Richard Kihl Ltd has a track record of over fifty years in sourcing the finest wines for investment, for our customers. Our long-standing relationships with many of the world's most sought-after domaines are one of our greatest strengths, along with the level of personal service we offer to our clients.
Fine wine, along with fine art, is one of the more pleasurable investments one can make. You do not need to be an expert and we are always happy to give advice. As wine merchants, our focus is on wines and vintages; their potential quality and market conditions. We are not registered by the FSA and so are not qualified to give investment advice, other than to remind customers that of course wine prices may go down as well as up! However, we would be happy to try and answer any questions you may have.
The data above from Liv-Ex shows that over the five years to February 2020, the fine wine market out-performed equities.
Simple supply and demand is a compelling argument for investing in fine wine. The classic appellations are strictly delimited and vineyard prices have risen rapidly in recent years. Burgundy is a case in point, where the average price per hectare of grand cru vineyard doubled from around seven million euros in 2008 to 14 million euros in 2017 (current prices are closer to 20 million euros). Added to this, the trend is for producers to reduce yields each year as they strive for ever-higher quality.
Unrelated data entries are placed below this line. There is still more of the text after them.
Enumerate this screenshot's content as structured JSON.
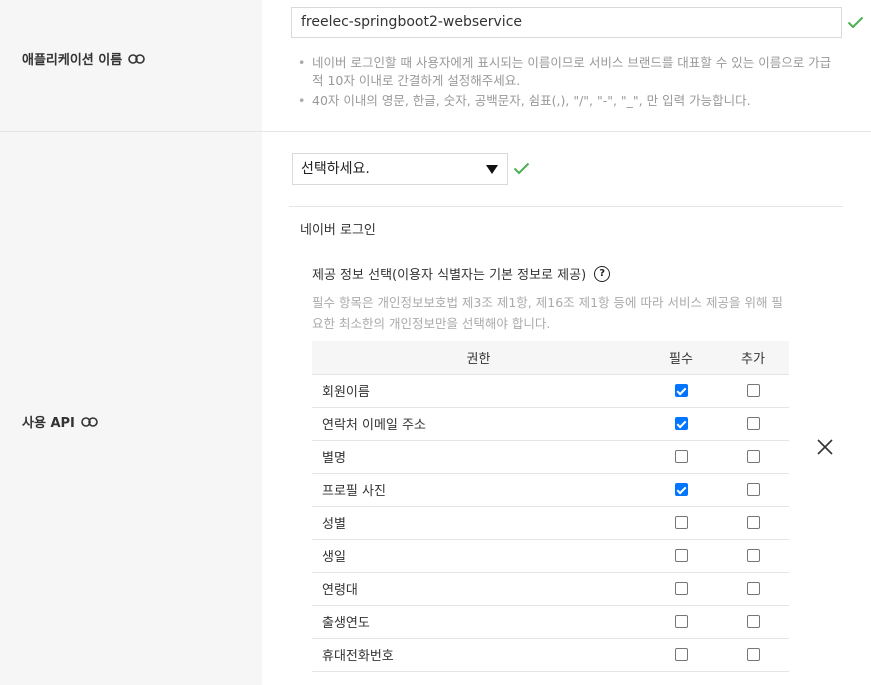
{
  "app_name_row": {
    "label": "애플리케이션 이름",
    "input_value": "freelec-springboot2-webservice",
    "help": [
      "네이버 로그인할 때 사용자에게 표시되는 이름이므로 서비스 브랜드를 대표할 수 있는 이름으로 가급적 10자 이내로 간결하게 설정해주세요.",
      "40자 이내의 영문, 한글, 숫자, 공백문자, 쉼표(,), \"/\", \"-\", \"_\", 만 입력 가능합니다."
    ]
  },
  "api_row": {
    "label": "사용 API",
    "select_value": "선택하세요.",
    "section_title": "네이버 로그인",
    "perm_title": "제공 정보 선택(이용자 식별자는 기본 정보로 제공)",
    "help_symbol": "?",
    "perm_note": "필수 항목은 개인정보보호법 제3조 제1항, 제16조 제1항 등에 따라 서비스 제공을 위해 필요한 최소한의 개인정보만을 선택해야 합니다.",
    "table": {
      "headers": [
        "권한",
        "필수",
        "추가"
      ],
      "rows": [
        {
          "name": "회원이름",
          "required": true,
          "optional": false
        },
        {
          "name": "연락처 이메일 주소",
          "required": true,
          "optional": false
        },
        {
          "name": "별명",
          "required": false,
          "optional": false
        },
        {
          "name": "프로필 사진",
          "required": true,
          "optional": false
        },
        {
          "name": "성별",
          "required": false,
          "optional": false
        },
        {
          "name": "생일",
          "required": false,
          "optional": false
        },
        {
          "name": "연령대",
          "required": false,
          "optional": false
        },
        {
          "name": "출생연도",
          "required": false,
          "optional": false
        },
        {
          "name": "휴대전화번호",
          "required": false,
          "optional": false
        }
      ]
    }
  },
  "icons": {
    "link": "link-icon",
    "valid": "check-icon",
    "remove": "close-icon"
  },
  "colors": {
    "check_green": "#4caf50",
    "checkbox_blue": "#0075ff",
    "label_panel": "#f6f6f6"
  }
}
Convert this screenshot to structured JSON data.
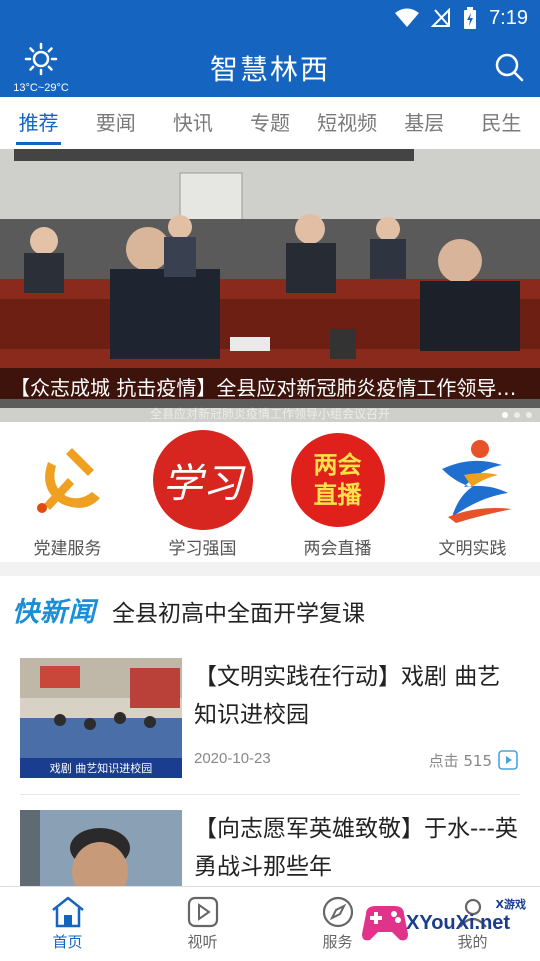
{
  "status": {
    "time": "7:19"
  },
  "header": {
    "weather_temp": "13°C~29°C",
    "title": "智慧林西"
  },
  "tabs": [
    "推荐",
    "要闻",
    "快讯",
    "专题",
    "短视频",
    "基层",
    "民生"
  ],
  "banner": {
    "caption": "【众志成城 抗击疫情】全县应对新冠肺炎疫情工作领导…",
    "subtitle": "全县应对新冠肺炎疫情工作领导小组会议召开"
  },
  "quick_links": [
    {
      "label": "党建服务",
      "icon": "party-emblem-icon"
    },
    {
      "label": "学习强国",
      "icon": "xuexi-icon",
      "icon_text": "学习"
    },
    {
      "label": "两会直播",
      "icon": "live-icon",
      "icon_text_1": "两会",
      "icon_text_2": "直播"
    },
    {
      "label": "文明实践",
      "icon": "civilization-icon"
    }
  ],
  "flash": {
    "logo": "快新闻",
    "text": "全县初高中全面开学复课"
  },
  "news": [
    {
      "title": "【文明实践在行动】戏剧 曲艺知识进校园",
      "date": "2020-10-23",
      "hits": "点击 515",
      "thumb_caption": "戏剧 曲艺知识进校园"
    },
    {
      "title": "【向志愿军英雄致敬】于水---英勇战斗那些年"
    }
  ],
  "bottom_nav": [
    {
      "label": "首页",
      "icon": "home-icon"
    },
    {
      "label": "视听",
      "icon": "play-icon"
    },
    {
      "label": "服务",
      "icon": "compass-icon"
    },
    {
      "label": "我的",
      "icon": "user-icon"
    }
  ],
  "watermark": {
    "brand": "XYouXi.net",
    "small": "X游戏"
  },
  "colors": {
    "primary": "#1565c0",
    "red": "#d7261f",
    "flash_blue": "#1a8fd8"
  }
}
Meanwhile, demand globally is rising as new markets emerge and fine wine is added to the portfolio of luxury products desired by a growing population of millionaires. Furthermore, each time they open a bottle, supply is lowered still further and upward pressure on prices increases.
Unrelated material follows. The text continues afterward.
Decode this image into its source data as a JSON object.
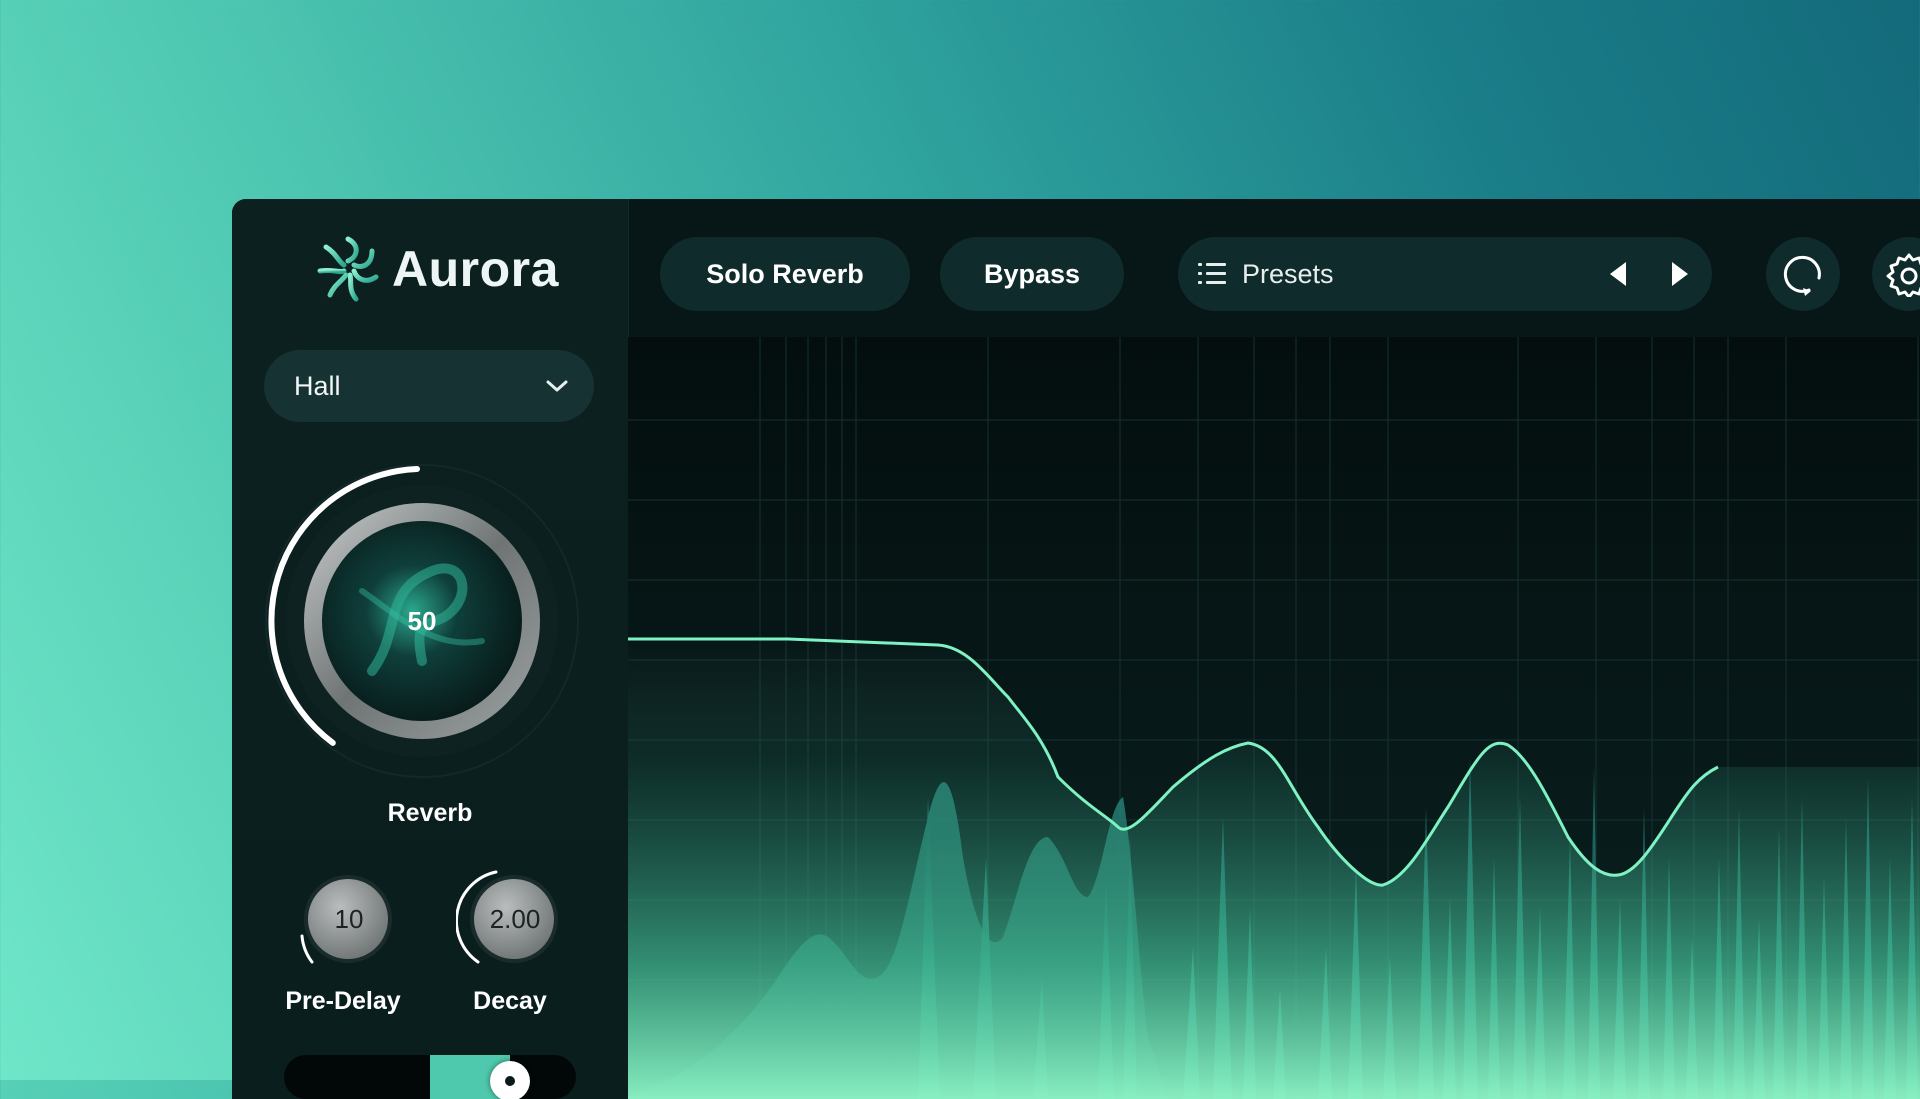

The diversity of investment wines is increasing, year by year. In 2010, Bordeaux First Growths accounted for 61.9% of secondary market trade by value. By 2020, this had fallen to 32.6%. However, the number of wines which we would class as 'investment grade' is still relatively limited, with costs usually starting at £750-£1000 per case.
As with all investment, it is usually wise to spread funds across a portfolio of wines, hence a meaningful initial investment might be from £5000. We can also accept monthly direct debits from £250, making buying recommendations as and when funds have been accrued.
Finally, and importantly, wine has traditionally been regarded as a 'wasting asset' by HMRC and therefore may not attract Capital Gains Tax. For current legislation and further details of any tax implications please speak to your financial adviser.